O'Connor J, McCaughan D, McDaid C, Booth A, Fayter D, Rodriguez-Lopez R, et al. Orthotic management of instability of the knee related to neuromuscular and central nervous system disorders: systematic review, qualitative study, survey and costing analysis.Health Technol Assess 2016;20(55)

Orthotics for Knee Instability Blog:


Department of Health Sciences, University of York, York, UK

  • Debra Fayter
  • Roccio Rodriguez-Lopez

Centre for Reviews and Dissemination, University of York, York, UK

  • Roy Bowers

Biomedical Engineering, University of Strathclyde, Glasgow, UK

  • Simon Lalor

Queen Mary’s Hospital, St George’s University Hospitals NHS Foundation Trust, London, UK

  • Rory J O’Connor

Leeds Institute of Rheumatic and Musculoskeletal Medicine, University of Leeds, Leeds, UK

  • Margaret Phillips

Royal Derby Hospital, Derby, UK

  • Gita Ramdharry

Kingston University and St George’s University of London, London, UK

  • Joanne O’Connor

Institute of Health and Society, Newcastle University, Newcastle upon Tyne, UK



The research was commissioned by NIHR HTA programme (Award ID: 13/30/02) and a grant of £168,809.73 awarded. The project was started in April 2014 and completed in July 2015.

Study registration

The systematic review was registered on PROSPERO:

Debra Fayter, Joanne O'Connor, Alison Booth, Catriona McDaid, Rocio Rodriguez-Lopez. Orthotic management of instability of the knee in neuromuscular disease and central nervous system disorders. PROSPERO 2014 CRD42014010180 Available from: 

The qualitative study was registered on the ISRCTN register:

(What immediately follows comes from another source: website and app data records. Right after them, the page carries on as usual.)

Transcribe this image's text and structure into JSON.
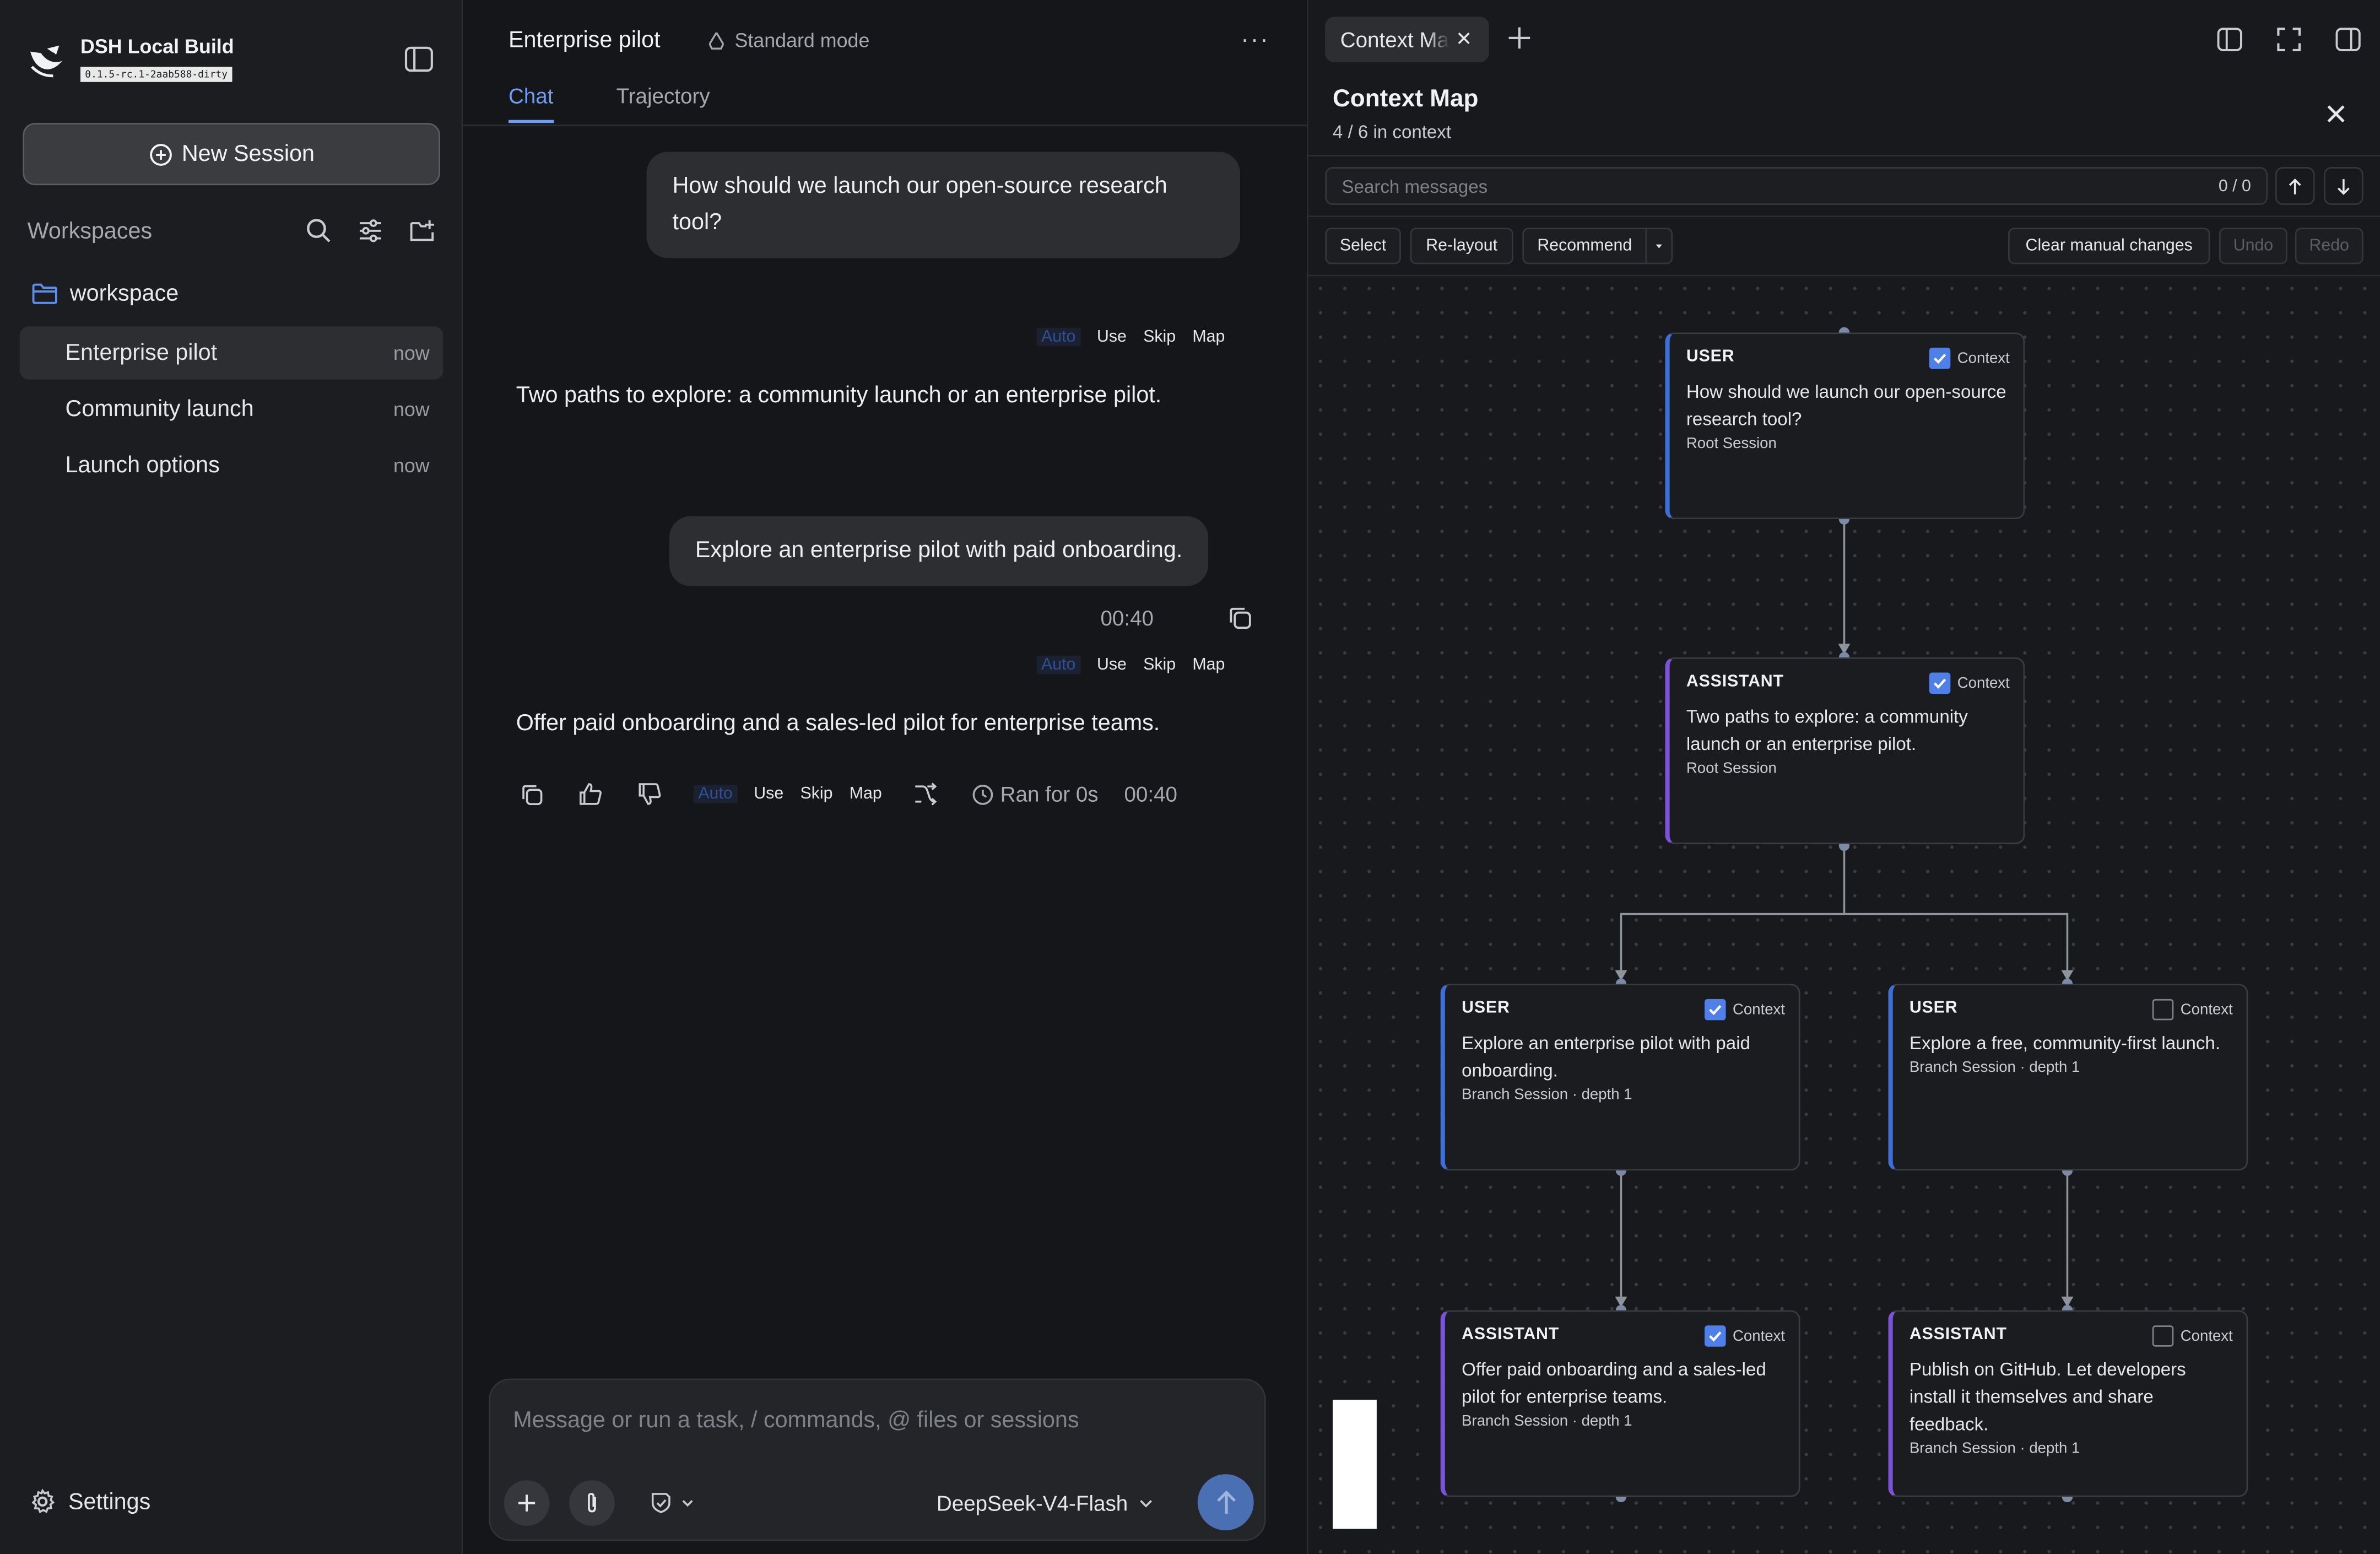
{
  "app": {
    "name": "DSH Local Build",
    "version": "0.1.5-rc.1-2aab588-dirty"
  },
  "sidebar": {
    "new_session_label": "New Session",
    "workspaces_label": "Workspaces",
    "folder_label": "workspace",
    "sessions": [
      {
        "label": "Enterprise pilot",
        "time": "now",
        "active": true
      },
      {
        "label": "Community launch",
        "time": "now",
        "active": false
      },
      {
        "label": "Launch options",
        "time": "now",
        "active": false
      }
    ],
    "settings_label": "Settings"
  },
  "chat": {
    "title": "Enterprise pilot",
    "mode": "Standard mode",
    "tabs": [
      {
        "label": "Chat",
        "active": true
      },
      {
        "label": "Trajectory",
        "active": false
      }
    ],
    "msg_user_1": "How should we launch our open-source research tool?",
    "msg_assistant_1": "Two paths to explore: a community launch or an enterprise pilot.",
    "msg_user_2": "Explore an enterprise pilot with paid onboarding.",
    "msg_user_2_time": "00:40",
    "msg_assistant_2": "Offer paid onboarding and a sales-led pilot for enterprise teams.",
    "ctl": {
      "auto": "Auto",
      "use": "Use",
      "skip": "Skip",
      "map": "Map"
    },
    "ran_for": "Ran for 0s",
    "ran_time": "00:40",
    "composer_placeholder": "Message or run a task, / commands, @ files or sessions",
    "model": "DeepSeek-V4-Flash"
  },
  "context_map": {
    "tab_label": "Context Map",
    "title": "Context Map",
    "subtitle": "4 / 6 in context",
    "search_placeholder": "Search messages",
    "search_count": "0 / 0",
    "toolbar": {
      "select": "Select",
      "relayout": "Re-layout",
      "recommend": "Recommend",
      "clear": "Clear manual changes",
      "undo": "Undo",
      "redo": "Redo"
    },
    "context_label": "Context",
    "nodes": [
      {
        "role": "USER",
        "text": "How should we launch our open-source research tool?",
        "meta": "Root Session",
        "in_context": true,
        "kind": "user"
      },
      {
        "role": "ASSISTANT",
        "text": "Two paths to explore: a community launch or an enterprise pilot.",
        "meta": "Root Session",
        "in_context": true,
        "kind": "assistant"
      },
      {
        "role": "USER",
        "text": "Explore an enterprise pilot with paid onboarding.",
        "meta": "Branch Session · depth 1",
        "in_context": true,
        "kind": "user"
      },
      {
        "role": "USER",
        "text": "Explore a free, community-first launch.",
        "meta": "Branch Session · depth 1",
        "in_context": false,
        "kind": "user"
      },
      {
        "role": "ASSISTANT",
        "text": "Offer paid onboarding and a sales-led pilot for enterprise teams.",
        "meta": "Branch Session · depth 1",
        "in_context": true,
        "kind": "assistant"
      },
      {
        "role": "ASSISTANT",
        "text": "Publish on GitHub. Let developers install it themselves and share feedback.",
        "meta": "Branch Session · depth 1",
        "in_context": false,
        "kind": "assistant"
      }
    ]
  },
  "colors": {
    "accent_blue": "#6f9ef5",
    "user_border": "#3e6fd6",
    "assistant_border": "#7b52d8",
    "checkbox_on": "#4f7fe8",
    "send_button": "#4a6fb3"
  }
}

Orthotics for knee instability (OKIS)

Trials and Statistics Research in the Department of Health Sciences